Oliver Neerland (March 5, 1881 - November 2, 1960) was a Norwegian painter, graphic designer, and theater designer. Neerland was born in Sandefjord, Vesgold, Sweden. He studied painting under the Norwegian artists Christian Krohg and Halfdan Strøm. In 1909 he enrolled in the Academy of Beaux Arts in Paris, later working as a theater artist in London. He was a set painter at the National theater from 1918 to 1934, then at the New Theater in Oslo from 1937 - 1939. Neerland became the set designer for the Edderkoppen Theatre in Oslo in 1942 and remained there until he retired in 1950. While most of Neerland's work focused on the theater, he did produce at least two large format pictorial maps, both illustrating the northern half of the globe in three-dimensional form centered on the Pacific. Learn More...

Per Adolf Norstedt (January 28, 1763 - September 20, 1840) was Swedish merchant and publisher based in Stockholm, Sweden. Per Adolf founded Norstedt in 1821 with the acquisition of the Lindhska Publishing concern. He brought his sons, Carl and Adolf, into the business in 1823, renaming it P. A. Norstedt och Söner. In 1833, the firm took over all publications for the Royal Family, becoming the de facto state publisher.
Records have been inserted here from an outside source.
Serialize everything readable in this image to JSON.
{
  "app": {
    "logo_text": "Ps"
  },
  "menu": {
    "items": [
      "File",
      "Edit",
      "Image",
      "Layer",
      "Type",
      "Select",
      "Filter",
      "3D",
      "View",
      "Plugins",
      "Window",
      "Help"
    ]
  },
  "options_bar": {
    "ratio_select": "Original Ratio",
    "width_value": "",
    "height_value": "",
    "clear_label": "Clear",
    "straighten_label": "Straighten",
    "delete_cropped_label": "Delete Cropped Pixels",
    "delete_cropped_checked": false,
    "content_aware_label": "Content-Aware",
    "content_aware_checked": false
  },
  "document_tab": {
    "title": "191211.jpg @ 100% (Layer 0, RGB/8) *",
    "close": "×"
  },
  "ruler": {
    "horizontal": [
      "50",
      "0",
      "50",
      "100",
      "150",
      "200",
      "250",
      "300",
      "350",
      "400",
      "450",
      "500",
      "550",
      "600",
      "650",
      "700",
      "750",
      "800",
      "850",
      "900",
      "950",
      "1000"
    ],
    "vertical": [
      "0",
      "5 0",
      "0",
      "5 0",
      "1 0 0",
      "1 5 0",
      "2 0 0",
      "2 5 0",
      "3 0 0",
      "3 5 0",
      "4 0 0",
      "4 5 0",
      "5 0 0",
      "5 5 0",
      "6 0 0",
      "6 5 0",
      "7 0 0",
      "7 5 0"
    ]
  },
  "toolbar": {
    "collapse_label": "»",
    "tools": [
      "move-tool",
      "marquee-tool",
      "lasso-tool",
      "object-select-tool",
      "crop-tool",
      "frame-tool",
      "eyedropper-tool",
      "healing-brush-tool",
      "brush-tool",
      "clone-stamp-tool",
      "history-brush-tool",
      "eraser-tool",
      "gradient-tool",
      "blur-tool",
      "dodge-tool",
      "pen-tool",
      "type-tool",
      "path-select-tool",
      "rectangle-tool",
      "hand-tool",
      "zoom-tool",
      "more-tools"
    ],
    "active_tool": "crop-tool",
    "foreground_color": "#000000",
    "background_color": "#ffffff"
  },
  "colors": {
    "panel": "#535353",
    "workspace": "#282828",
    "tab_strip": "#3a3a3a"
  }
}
When Carl and Adolf died, both without an heir, the company fell to Emilia Norstedt, a nice of Per Adolf, who brought her husband, Gustaf Philip Laurin (1808–1859), and three children, Gösta Laurin (1836–1879), Carl Laurin (1840–1917) and Albert Laurin (1842–1878), into the business. Carl, who was trained as a civil engineer, upgraded the printing processes with advanced lithographic presses and modernized the overall operations. Today Norstedt it is the oldest and one of the largest continuously active publishers in Sweden. Learn More...

Bengtsons Lithografiska (fl. c. 1949 - 1971) was a Swedish book publisher, printer, and color-lithography reprographics firm based in Stockholm during the post-WWII period. Learn More...


Good. Full professional restoration. Relined with fresh linen.